Our conversation went on for about an hour. Mostly about truck, a little bit about family, and of course a mention of church life, since I’m a pastor and all. Then he mentioned that he just need to get up to St. Augustine to pick up the truck for the next job.

I said, “I can give you a ride.” He was meeting someone at a place near the outlet mall. Half-an-hour away, not a problem. Of course, in the back of my mind a voice tried to tell me I probably shouldn’t do this alone. But I didn’t feel threatened and he seemed honest enough, so we headed up the interstate to his destination.

On the way we talked about where he had lived in Florida, his time in the military, his kids, who were grown and living somewhere, and of course a quick mention of wanting to get back to church. In fact, when he was in the area, he would probably stop in.

When we got to the motel, he told me his truck was arriving the next day. I wasn’t going to just leave him there, so I went inside and paid for a hotel room for him.

As I drove home, I marveled at how he chose to spend a couple of hours with me rather than just asking for some help. I don’t know if he had practiced that skill, or if it just worked out that way. But it was effective. I probably would have said no to an outright request, but was willing to help as the need unfolded. Pretty clever. I’ll bet anyone could use that strategy. Invite someone into your life, gradually unfold your need, and let them be a part of your story.

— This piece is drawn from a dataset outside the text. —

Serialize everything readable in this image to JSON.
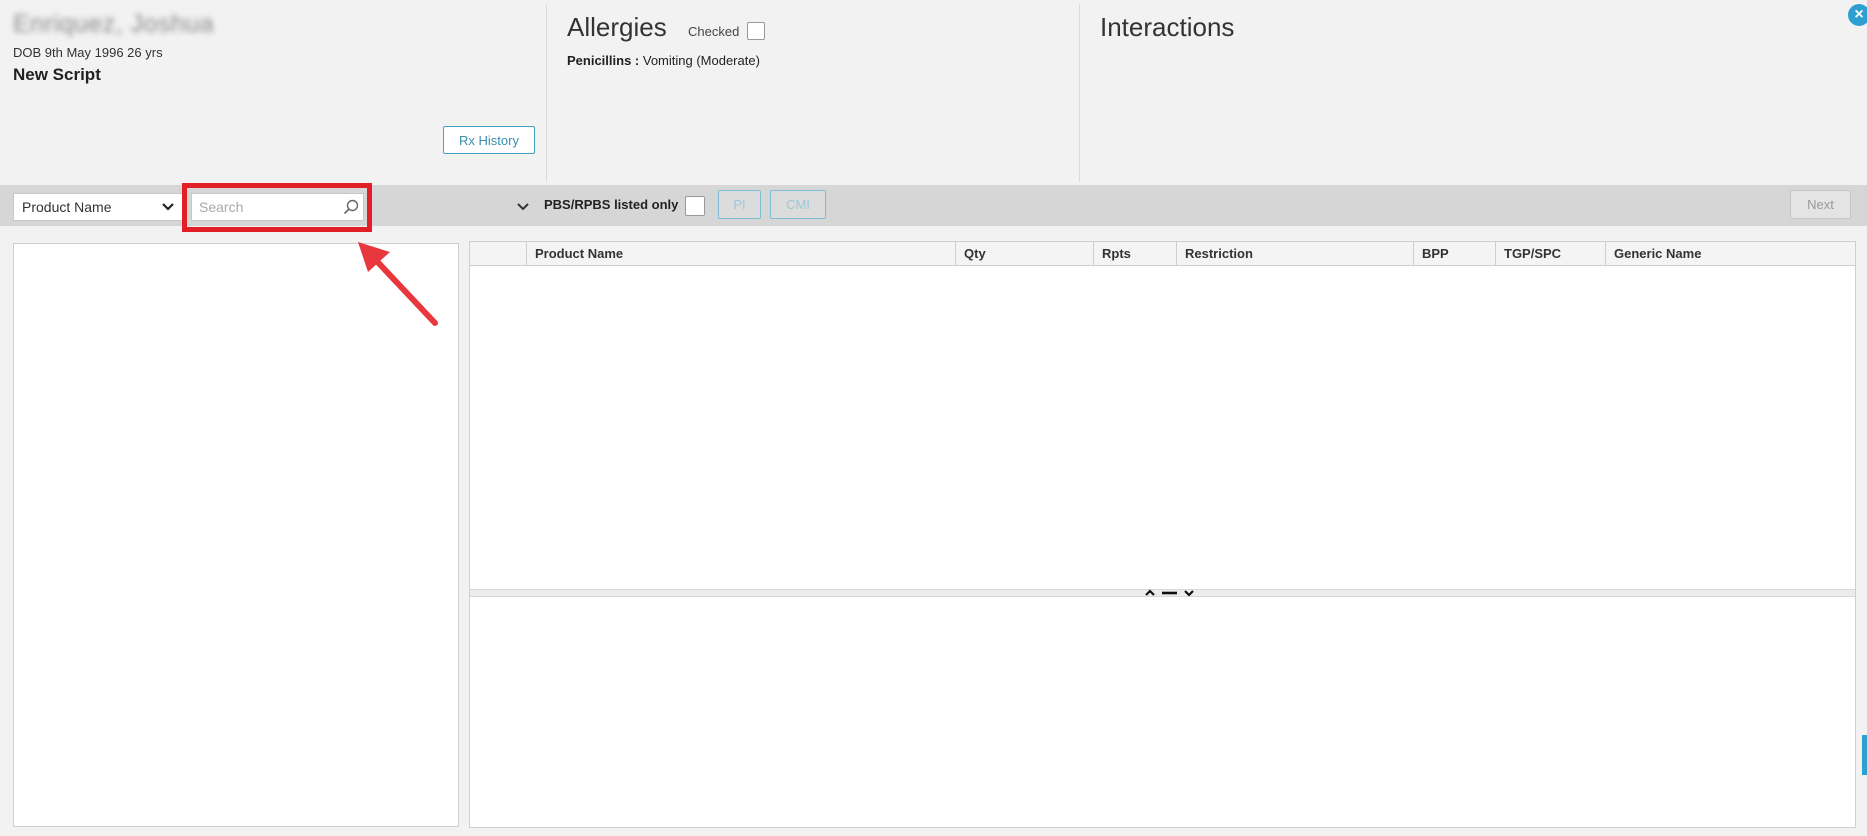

I didn’t come away from that encounter feeling used. Instead, I was fascinated how our lives had intersected for just a moment in time. I learned a lot. Every time I see one of those trailers on the highway, I remember that day and what he told me about those drivers. I also think often about my vocation, and how people seek out a pastor for help. I’m safe, often generous and usually compassionate. I didn’t do any preaching or teaching that day, just bought a guy lunch and gave him a ride. Ministry moments aren’t spectacular. Neither was Jesus. Maybe that’s the point.